Data Representation Techniques for the Exploration of Brain Networks
Graph-based data representation techniques are a staple of brain network analysis. Weighted graphs are constructed from fMRI and/or sMRI data (via correlation of time series from fMRI, or via probabilistic tractography from sMRI), and various quantities derived from these graphs provide mechanisms for exploring the architecure of brain networks of normal and diseased subjects, at both the individual level and groups of subjects. Spectral clustering, which uses eigenvectors of the graph Laplacian matrix to generate a low-dimensional data representation that is amenable to clustering, is a key tool in characterizing both functional and structural network connectivity in the brain. In this talk, we will discuss some recent advances in the underlying data representation techniques upon which spectral clustering is based, and how these advances might be applicable to exploring brain networks. First, robust techniques have been developed for constructing weighted graphs that identify and exploit discriminative features in the data. Second, efficient methods for "biased" spectral clustering have emerged that enable identification of clusters that are correlated with a user-provided subset of graph vertices. Third, methods for injecting attracting or repelling "potentials" into graph-based data representations enable user-guided spectral clustering or manifold alignment.
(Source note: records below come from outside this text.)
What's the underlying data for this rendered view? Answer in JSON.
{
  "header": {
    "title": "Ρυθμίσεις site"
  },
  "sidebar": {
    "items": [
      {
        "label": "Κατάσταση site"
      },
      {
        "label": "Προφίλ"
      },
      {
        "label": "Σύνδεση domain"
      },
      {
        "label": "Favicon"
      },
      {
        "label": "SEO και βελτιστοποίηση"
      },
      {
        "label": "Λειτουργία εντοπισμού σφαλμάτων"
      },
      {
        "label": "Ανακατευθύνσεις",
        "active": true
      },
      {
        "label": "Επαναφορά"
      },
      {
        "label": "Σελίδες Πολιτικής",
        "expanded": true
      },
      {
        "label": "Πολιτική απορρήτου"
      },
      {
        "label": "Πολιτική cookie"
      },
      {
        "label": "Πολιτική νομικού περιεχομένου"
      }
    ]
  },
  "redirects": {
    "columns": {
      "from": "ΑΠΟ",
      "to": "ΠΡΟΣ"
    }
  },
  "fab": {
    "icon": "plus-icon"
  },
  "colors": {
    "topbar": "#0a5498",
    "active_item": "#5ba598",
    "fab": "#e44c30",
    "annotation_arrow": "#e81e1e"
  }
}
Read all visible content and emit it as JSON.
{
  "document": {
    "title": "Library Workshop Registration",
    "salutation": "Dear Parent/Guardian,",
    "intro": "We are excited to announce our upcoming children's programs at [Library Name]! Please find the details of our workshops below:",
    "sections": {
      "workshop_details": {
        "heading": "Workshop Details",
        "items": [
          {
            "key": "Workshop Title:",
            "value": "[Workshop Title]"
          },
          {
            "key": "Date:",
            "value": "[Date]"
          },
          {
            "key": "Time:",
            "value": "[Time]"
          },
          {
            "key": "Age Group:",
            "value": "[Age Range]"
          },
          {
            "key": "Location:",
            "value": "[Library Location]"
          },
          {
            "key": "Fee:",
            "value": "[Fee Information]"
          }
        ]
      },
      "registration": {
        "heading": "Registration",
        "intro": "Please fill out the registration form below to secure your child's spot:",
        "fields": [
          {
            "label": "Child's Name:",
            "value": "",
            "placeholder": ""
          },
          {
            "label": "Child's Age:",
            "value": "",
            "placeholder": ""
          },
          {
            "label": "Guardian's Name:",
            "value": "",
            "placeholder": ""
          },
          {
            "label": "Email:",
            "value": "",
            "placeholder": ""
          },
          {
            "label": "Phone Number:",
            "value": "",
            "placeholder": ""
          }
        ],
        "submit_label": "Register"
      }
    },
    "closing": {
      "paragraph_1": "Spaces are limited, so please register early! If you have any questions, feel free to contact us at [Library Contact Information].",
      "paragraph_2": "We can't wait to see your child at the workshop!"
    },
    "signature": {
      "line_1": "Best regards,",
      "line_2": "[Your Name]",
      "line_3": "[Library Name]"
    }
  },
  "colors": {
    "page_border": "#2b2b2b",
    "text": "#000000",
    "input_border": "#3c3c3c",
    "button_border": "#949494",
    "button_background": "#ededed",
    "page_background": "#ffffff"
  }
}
We provide examples of how each of these recent advances can be applied to investigate functional and structural connectivity networks at both the individual and group levels.